There was a man and a woman who lived on an island peninsula. They were married. The man invited his mother to visit with them on the peninsula. Shortly after her arrival, he was called away on business. Since he was out of town, his wife used this opportunity to take the ferry to the mainland to visit her lover. They made love all day. She ran to catch the last ferry back to the island peninsula. She had just missed it. She begged the ferry captain to take her back, so her mother-in-law wouldn’t be suspicious. He said he would only do it for six times the amount of a ferry ticket. She didn’t have the money. He turned her away. She started to walk home to the island peninsula. On the way back, she was raped and killed. The question is: Whose fault was her rape/murder? The rapist/murderer? The ferry captain? The Woman? her husband? Her mother-in-law? Her lover?

Within seconds of hearing this question posed, I had constructed an internal narrative wherein the mother-in-law was at fault. The story I came up with was a long one, but it only took me five seconds to decide who was at fault … the exact amount of time Nora let the audience think about the question before she revealed that there wasn’t an answer; Mike Nichols told her it was all about whose story you chose to tell. Narrative is about perspectives. Who sees what and how they see it.

Nora’s stories were deceptively simple. Like some of her best movies, they revealed layers of intricacies beneath the surface of a standard boy-meets-girl plot line. Little rabbit holes of genius. After the storytelling, Nora signed books. I’m not big on the signed books, but I had a first edition of her book Scribble Scribble: Notes on the Media (still surprisingly relevant today) and I really wanted to get it signed. As she signed the book, she told me I could get a copy of it for three dollars on eBay. I replied: Well, now it will be worth four.

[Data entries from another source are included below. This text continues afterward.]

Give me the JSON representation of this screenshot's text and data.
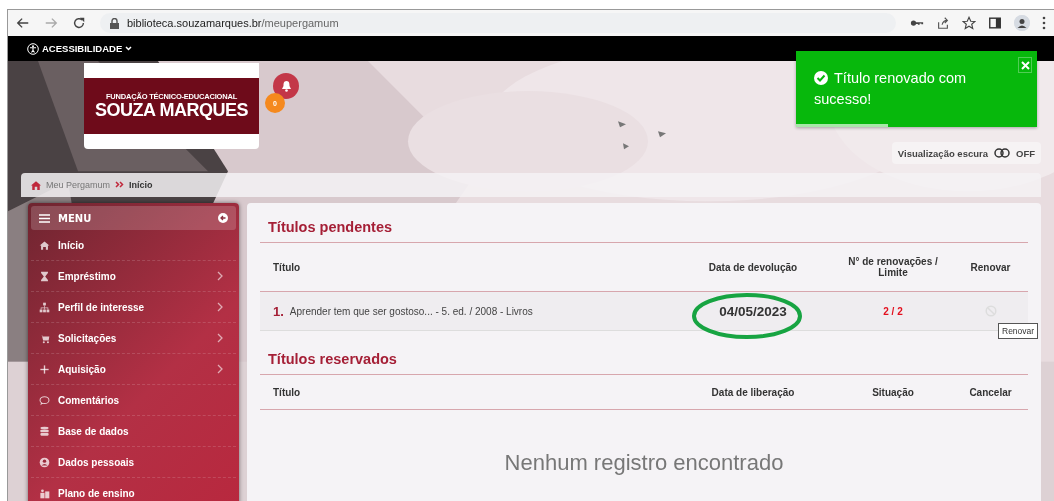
{
  "browser": {
    "url_host": "biblioteca.souzamarques.br",
    "url_path": "/meupergamum"
  },
  "topbar": {
    "accessibility": "ACESSIBILIDADE"
  },
  "logo": {
    "line1": "FUNDAÇÃO TÉCNICO-EDUCACIONAL",
    "line2": "SOUZA MARQUES"
  },
  "notifications": {
    "count": "0"
  },
  "toast": {
    "message": "Título renovado com sucesso!",
    "level": 0.38
  },
  "dark_mode": {
    "label": "Visualização escura",
    "on": false,
    "state": "OFF"
  },
  "breadcrumb": [
    {
      "label": "Meu Pergamum",
      "current": false
    },
    {
      "label": "Início",
      "current": true
    }
  ],
  "menu": {
    "title": "MENU",
    "items": [
      {
        "label": "Início",
        "kind": "home",
        "has_submenu": false
      },
      {
        "label": "Empréstimo",
        "kind": "hourglass",
        "has_submenu": true
      },
      {
        "label": "Perfil de interesse",
        "kind": "sitemap",
        "has_submenu": true
      },
      {
        "label": "Solicitações",
        "kind": "cart",
        "has_submenu": true
      },
      {
        "label": "Aquisição",
        "kind": "plus",
        "has_submenu": true
      },
      {
        "label": "Comentários",
        "kind": "comment",
        "has_submenu": false
      },
      {
        "label": "Base de dados",
        "kind": "database",
        "has_submenu": false
      },
      {
        "label": "Dados pessoais",
        "kind": "user",
        "has_submenu": false
      },
      {
        "label": "Plano de ensino",
        "kind": "teacher",
        "has_submenu": false
      }
    ]
  },
  "pending": {
    "title": "Títulos pendentes",
    "columns": [
      "Título",
      "Data de devolução",
      "N° de renovações / Limite",
      "Renovar"
    ],
    "rows": [
      {
        "number": "1.",
        "title": "Aprender tem que ser gostoso... - 5. ed. / 2008 - Livros",
        "due": "04/05/2023",
        "due_circled": true,
        "renewals": "2 / 2",
        "renew_disabled": true,
        "tooltip": "Renovar"
      }
    ]
  },
  "reserved": {
    "title": "Títulos reservados",
    "columns": [
      "Título",
      "Data de liberação",
      "Situação",
      "Cancelar"
    ],
    "empty": "Nenhum registro encontrado"
  }
}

My second night at Barnes & Noble University was a conversation between Stephen Sondheim (Monday’s Listen pick) and journalist/author Anna Quindlen. Their 20+ year friendship allowed for some fun stories and insidery info. Sondheim told a story about being asked to pay a visit to Cole Porter to “cheer him up” by playing a song from a new musical (Gypsy) he was writing. Stephen choose this song, because he said he pulled a traditional “Cole Porter” move on the lyrics.

In Stephen’s words: If Cole Porter couldn’t rhyme a word, he would pull a word from another language. When we played ‘Together, Wherever We Go’ for him and got to the line: ‘No fits, no fights, no feuds, and no egos … amigos.’ He audibly gasped because he didn’t expect the ‘amigos.’ We Cole Porter-ed Cole Porter. It was a great moment.

He talked about how he doesn’t speak ill of the living, but has no problem talking about the dead because, “they can’t talk back.” Sondheim also claimed he’s not concerned with achieving immortality through his work, unlike some of his peers. This gave me pause. I think it’s an easy comment to make when you know you’ve already achieved that state. I wonder if it would still be true had he only created one or two musicals of middling success.

Sondheim spoke critically of his work and that of his mentor, Oscar Hammerstein II. When it comes writing lyrics, accuracy is very important to him. He cited Hammerstein’s line in the song, Cock-Eyed Optimist, as one he finds most baffling: “When is the sky ever a ‘bright canary yellow?” His stories and observations were fascinating. He charmed the audience with his candor and good sense of humor.

The greatest joy I got out of being in the audience for both Sondheim and Ephron was seeing how much they both still love what they do. And, even better, how much they enjoy sharing it with others. Truly one of the best lessons a teacher can impart on their students.

P.S. Stephen Sondheim shared so many great stories that I’ve already forgotten, but if you want to read more, here’s a great write-up on the event.